One thing I’ve learned as a parent is that shaming doesn’t work any better on children than it does on adults.
Ben’s feet landed in the dust at the bottom of the slide and I squeezed him tight. His tiny gray Converse rested between my matching navy. “Dada, look! I’ve never climbed one of those!” He was pointing to an old domed metal contraption just like the one I climbed at Wilsonville Elementary. Some of us kids would sit on the top, while others would hang like the lemurs of Madagascar underneath. I wonder how many peanut butter and jelly sandwiches had been consumed atop that giant metal dome. Or how many middle schoolers had snuck their first kiss right there.
Ben and I walked to it. As he placed his right foot on the first rung, there must have still been some of that fine playground dust on the bottom of his shoe. He slipped. He was still standing on the ground with the other foot and I was right behind him. I knew he was safe, but I imagine in his mind, he felt like the guy on the tightrope, suspended between the two skyscrapers.

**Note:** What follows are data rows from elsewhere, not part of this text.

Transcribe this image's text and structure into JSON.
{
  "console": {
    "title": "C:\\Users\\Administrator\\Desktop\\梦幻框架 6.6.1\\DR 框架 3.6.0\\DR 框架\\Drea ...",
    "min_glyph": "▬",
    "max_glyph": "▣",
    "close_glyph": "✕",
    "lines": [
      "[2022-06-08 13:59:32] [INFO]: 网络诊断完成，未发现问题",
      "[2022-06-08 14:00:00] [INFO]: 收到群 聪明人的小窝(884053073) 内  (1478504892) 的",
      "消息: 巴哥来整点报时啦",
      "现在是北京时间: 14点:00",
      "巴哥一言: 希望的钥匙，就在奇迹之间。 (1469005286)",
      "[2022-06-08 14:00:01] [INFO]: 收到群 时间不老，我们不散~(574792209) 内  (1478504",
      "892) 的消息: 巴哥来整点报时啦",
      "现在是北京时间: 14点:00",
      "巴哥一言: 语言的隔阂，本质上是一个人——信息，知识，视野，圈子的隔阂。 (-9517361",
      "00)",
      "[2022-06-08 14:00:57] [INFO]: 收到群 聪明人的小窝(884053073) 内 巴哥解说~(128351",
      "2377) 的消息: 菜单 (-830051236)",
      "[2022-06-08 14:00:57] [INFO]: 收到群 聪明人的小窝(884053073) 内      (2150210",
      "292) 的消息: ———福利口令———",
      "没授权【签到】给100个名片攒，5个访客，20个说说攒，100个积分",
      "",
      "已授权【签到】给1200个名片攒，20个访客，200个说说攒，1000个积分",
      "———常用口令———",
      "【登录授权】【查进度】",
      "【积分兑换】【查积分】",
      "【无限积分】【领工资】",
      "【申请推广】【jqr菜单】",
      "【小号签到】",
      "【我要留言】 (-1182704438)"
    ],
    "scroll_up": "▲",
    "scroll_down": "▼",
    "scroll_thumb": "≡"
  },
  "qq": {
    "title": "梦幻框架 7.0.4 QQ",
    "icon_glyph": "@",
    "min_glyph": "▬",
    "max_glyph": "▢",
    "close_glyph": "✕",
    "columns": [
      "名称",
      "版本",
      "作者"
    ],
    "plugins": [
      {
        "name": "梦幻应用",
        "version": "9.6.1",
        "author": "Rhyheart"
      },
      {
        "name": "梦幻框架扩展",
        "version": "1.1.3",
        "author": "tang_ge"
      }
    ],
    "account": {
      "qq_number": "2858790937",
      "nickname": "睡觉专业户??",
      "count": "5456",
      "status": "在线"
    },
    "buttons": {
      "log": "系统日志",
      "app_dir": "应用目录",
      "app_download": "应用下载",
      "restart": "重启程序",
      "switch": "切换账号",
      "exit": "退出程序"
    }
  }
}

That was all the discouragement he needed. “Maybe we’ll do this one next time.” He suggested. “No, come on. You can do it. I’m right here. I’ve got you. This one is real fun.” I held him for a moment before he said, “You’ll stay right here?”
The World is Full of Fear
My little boy isn’t the only one who is afraid. The entire world seems full of fear. Many people are scared to death of anything they don’t understand. Ignorance leads to fear, fear leads to panic, panic leads to hatred, and hatred eventually leads to violence.
Panic over transgender inclusion in public restrooms is the current news cycle crisis. Last Christmas it was fear and outrage by Christians over coffee cups that no longer bore a green sketch of a manger scene. We fear change and people say things like, “This is the way it’s been for 5,000 years.” Yes, and we once argued against drinking water from the same fountain as someone of a different color. Before that, white people owned black people as property. I can’t imagine what will be next, but I can promise you, I will do my very best to teach my son to lean into fear. To learn from what he doesn’t understand.
But maybe it’s deeper than only racism and gay bashing. Fear lies to each of us in different ways.
Here are a few questions… What is everyone so scared about? Instead of freaking out over things we don’t understand, why not ask what wisdom can I gain from things and people that aren’t just like me? What happens if we climb down off the slide? What do people think when we run from fear? Why should we go for it? Why should I deal with past abuse? What if I approach the parent who wounded me so deeply? What does it feel like to others when we lean into our fear, instead of being conquered by it? How does bravery make our lives better?
Bravery to be vulnerable has definitely made my life better. Bravery to go against Christian culture (or any other culture, for that matter) that excludes and excommunicates. Bravery to stand up and say, “I see you, I hear you, and your life matters.” Not only does your life matter, but you are welcome here. You belong here.
“You can keep one foot on the ground. The next rung is only one small step. If you really don’t like it, don’t climb it again. But at least try. You’ll never know just how much fun you might have.” I told him.
Ben was no lemur of Madagascar. He nervously wibbled and wobbled up and over that old metal dome, until he conquered it. That day, I taught my son to lean into his fear and make friends with it. And that felt really good. We walked back toward the car, our hands swinging between us, me and my little gosling.
Originally posted on iamsteveaustin.com